Sep 13, 2008

Malik's Laws of Home Construction

One of our architects posted a link to Malik's Laws of Service Oriented Architecture which argues that building reusable services/software is futile. I responded with this version that substitutes "brick" for "service" throughout:

Malik's Laws of Home Construction

  • No one but you will build the bricks you need in time for you to use them
  • If you build a brick that no one else asked for, you will have built it for yourself
  • If you build a brick for yourself, you will optimize it for your own use
  • It is therefore the optimal brick for you to use
  • It is very unlikely to be the optimal one for anyone else to use
  • No one besides you will use it
  • You will not use anyone else's

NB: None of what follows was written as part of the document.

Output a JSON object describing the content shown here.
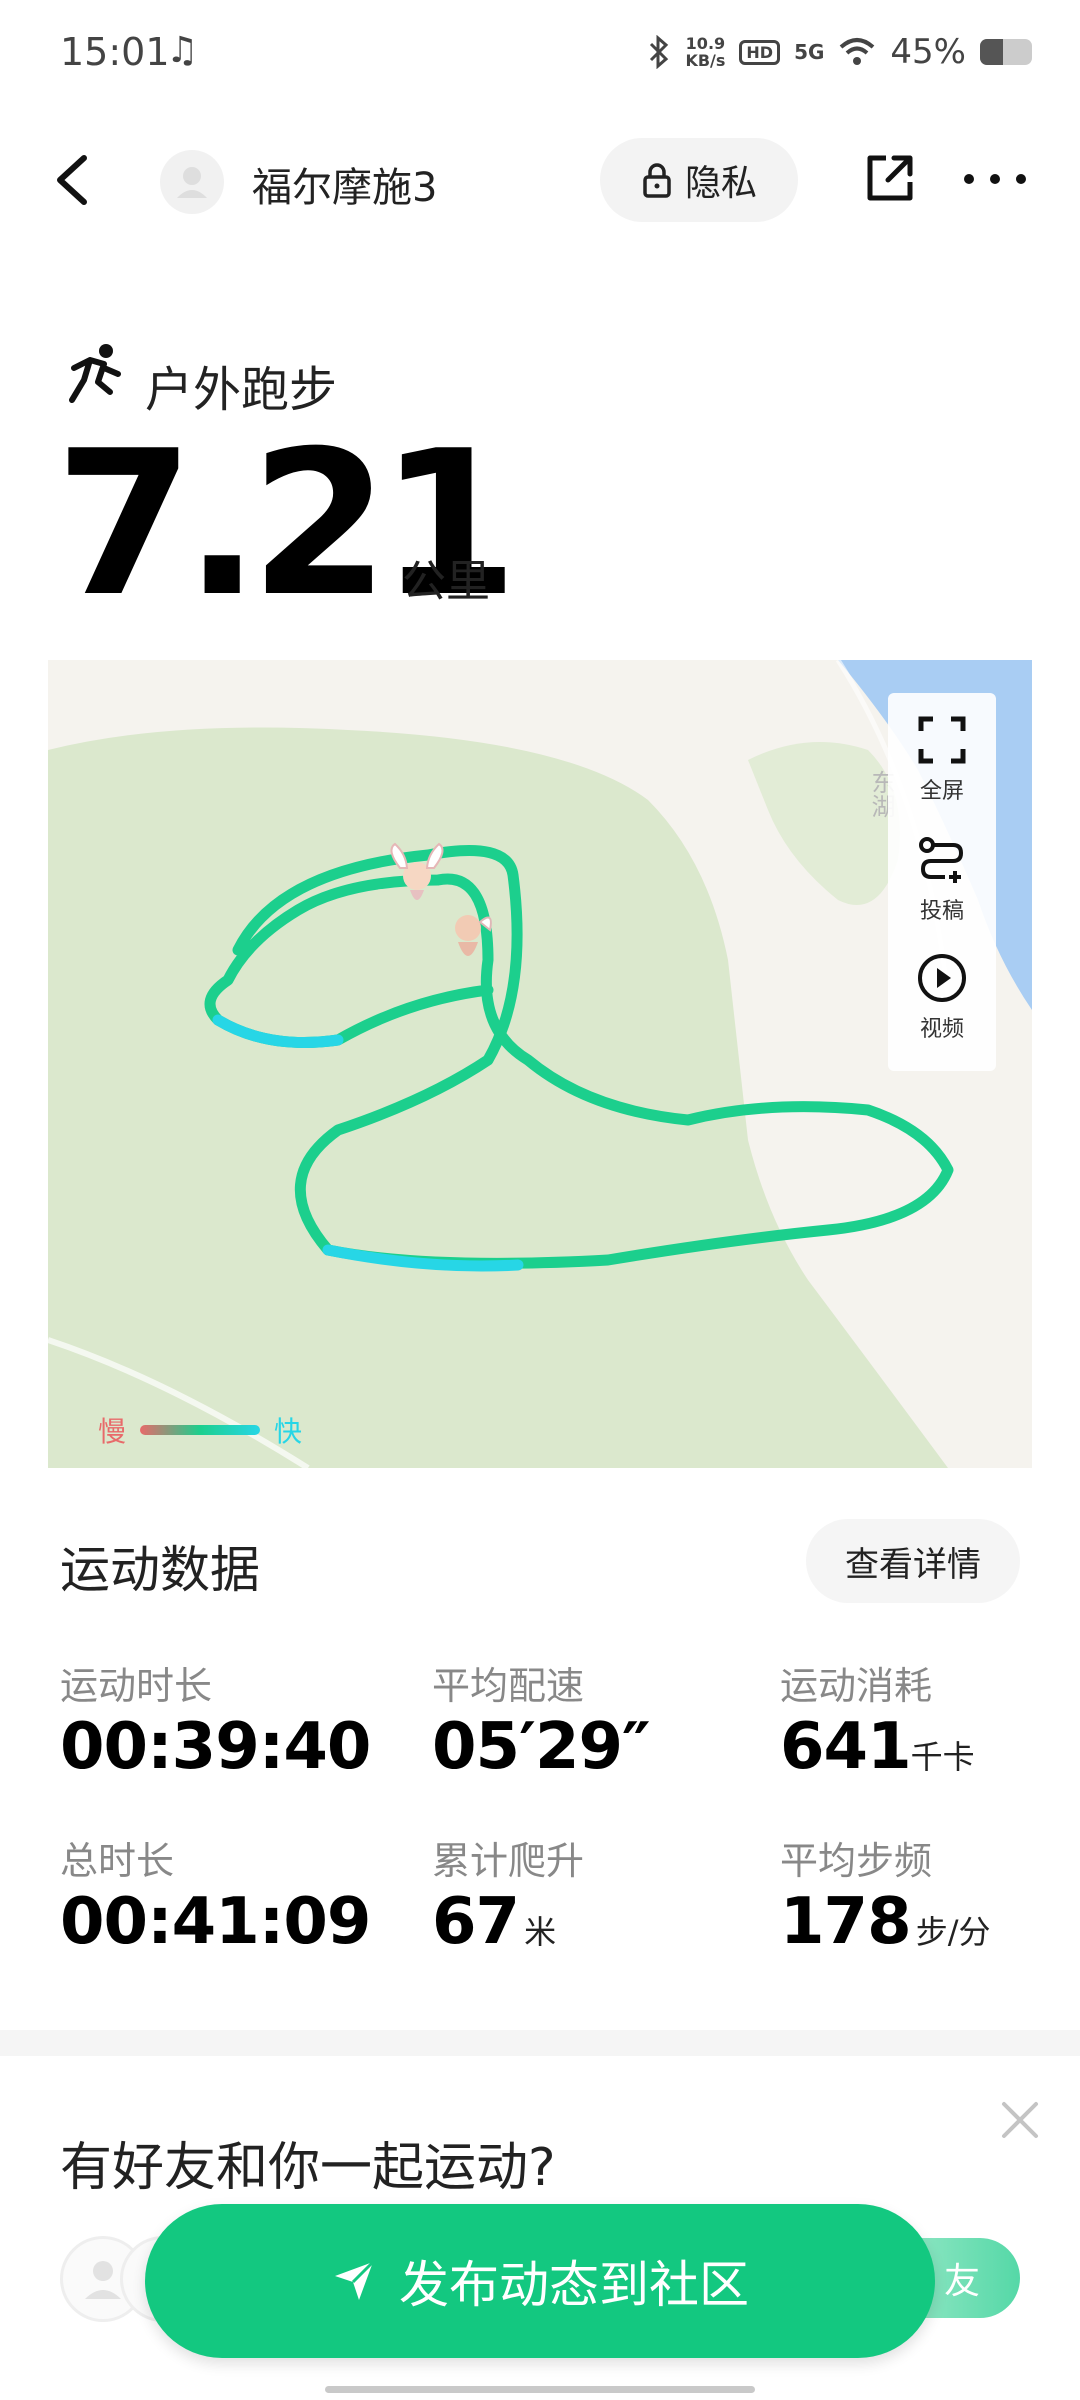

And so forth. Notice that Malik is 100% right in the context of primitive (mud brick) construction and 100% wrong in the context of modern (real brick) construction.

Also notice that customers never clamor for a transition from the mud bricks they're used to. The statement of work invariably specifies more of the same, meanwhile complaining bitterly of labor costs, weathering, and roofs collapsing on their heads. As if this were a law of nature instead of a shortcoming of the mud brick approach to architecture.

The  transition from primitive to modern is a slow and evolutionary process that isn’t even mainly technological. Its mostly about trust building, which only begins when a pioneer takes the risk and their customer starts telling their friends. I’d like us to be that pioneer (and yes, I know about pioneers and arrows).


Unknown said...

Your brick analogy is apt. We charge our employers an enormous amount for building these bricks over and over. Each employer gets a shiny new component, along with its many warts, and owns it outright; and they have no hope of selling it on to anyone else. Nor would they want to in the present world, because it's so tightly integrated with the rest of the software and because, if it's the least bit clever, someone probably already has a patent on it.

All this is a problem crying out for a solution, but most of us have no incentive to solve it, since doing so will put us out of work! We write the same pieces over and over again, multiplied by tens of thousands of us...imagine if the marketing people could specify the behaviors they want and choose from a catalog of available components! A group of them would only need one software expert, instead of the other way around.

This choosing, of course, would be a trick; it's orders of magnitude more complex than going to the building supply to choose appropriate bricks and mortar. However, it can be solved, and (as with the components themselves) only needs to be done once.

Brad Cox said...

Thanks Kraig; re: the choosing trick, did you see